Task statement:
Below are records; count the lines in them that hold "buyer" and give only the count.
··· Data under study ···
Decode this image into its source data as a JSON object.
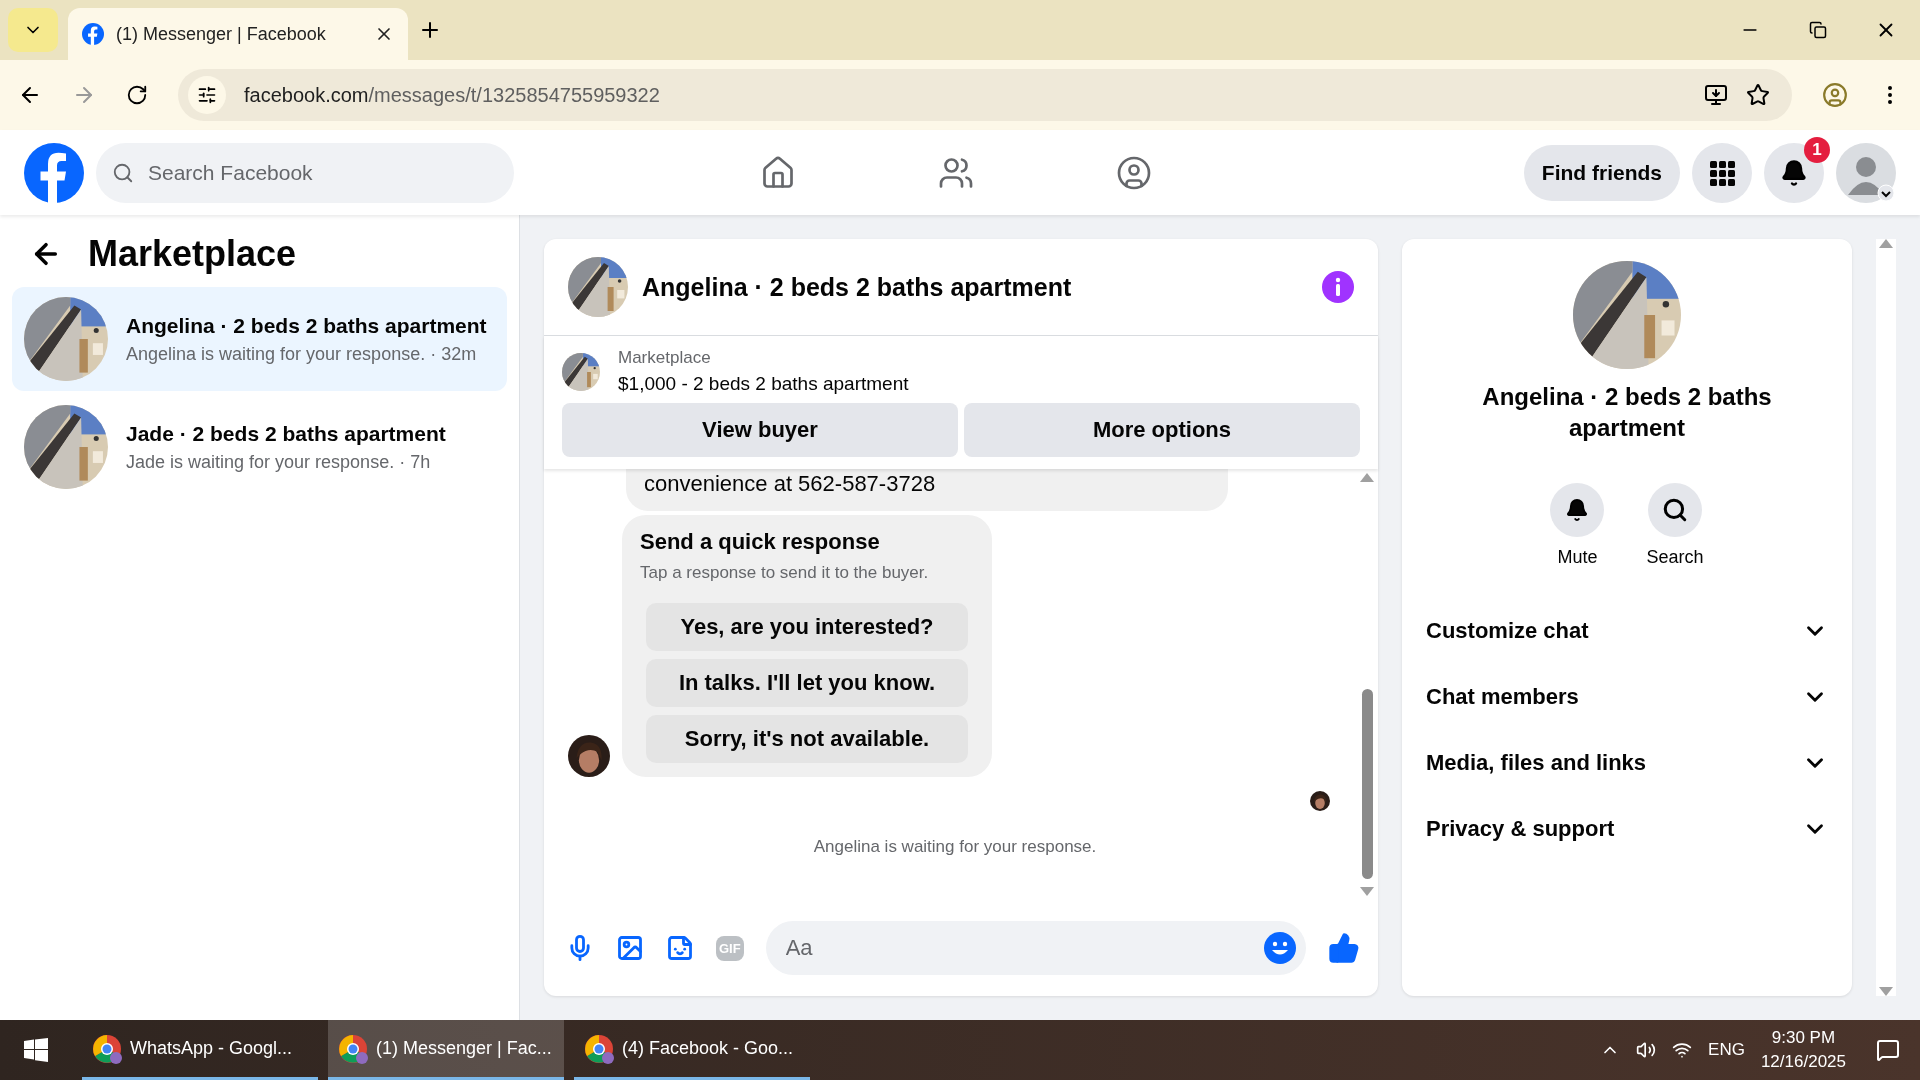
{
  "browser": {
    "tabs": [
      {
        "title": "(1) Messenger | Facebook",
        "selected": true
      }
    ],
    "url_host": "facebook.com",
    "url_path": "/messages/t/1325854755959322"
  },
  "header": {
    "search_placeholder": "Search Facebook",
    "find_friends": "Find friends",
    "notification_count": "1"
  },
  "sidebar": {
    "title": "Marketplace",
    "conversations": [
      {
        "name": "Angelina · 2 beds 2 baths apartment",
        "preview": "Angelina is waiting for your response. · 32m",
        "selected": true
      },
      {
        "name": "Jade · 2 beds 2 baths apartment",
        "preview": "Jade is waiting for your response. · 7h",
        "selected": false
      }
    ]
  },
  "chat": {
    "title": "Angelina · 2 beds 2 baths apartment",
    "listing": {
      "label": "Marketplace",
      "title": "$1,000 - 2 beds 2 baths apartment"
    },
    "buttons": [
      "View buyer",
      "More options"
    ],
    "message": "convenience at 562-587-3728",
    "quick_response": {
      "title": "Send a quick response",
      "subtitle": "Tap a response to send it to the buyer.",
      "options": [
        "Yes, are you interested?",
        "In talks. I'll let you know.",
        "Sorry, it's not available."
      ]
    },
    "status": "Angelina is waiting for your response.",
    "composer": {
      "gif_label": "GIF",
      "placeholder": "Aa"
    }
  },
  "details": {
    "name": "Angelina · 2 beds 2 baths apartment",
    "actions": [
      {
        "kind": "mute",
        "label": "Mute"
      },
      {
        "kind": "search",
        "label": "Search"
      }
    ],
    "sections": [
      {
        "label": "Customize chat",
        "expanded": false
      },
      {
        "label": "Chat members",
        "expanded": false
      },
      {
        "label": "Media, files and links",
        "expanded": false
      },
      {
        "label": "Privacy & support",
        "expanded": false
      }
    ]
  },
  "taskbar": {
    "apps": [
      {
        "label": "WhatsApp - Googl...",
        "selected": false
      },
      {
        "label": "(1) Messenger | Fac...",
        "selected": true
      },
      {
        "label": "(4) Facebook - Goo...",
        "selected": false
      }
    ],
    "language": "ENG",
    "time": "9:30 PM",
    "date": "12/16/2025"
  }
}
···
Answer box:
2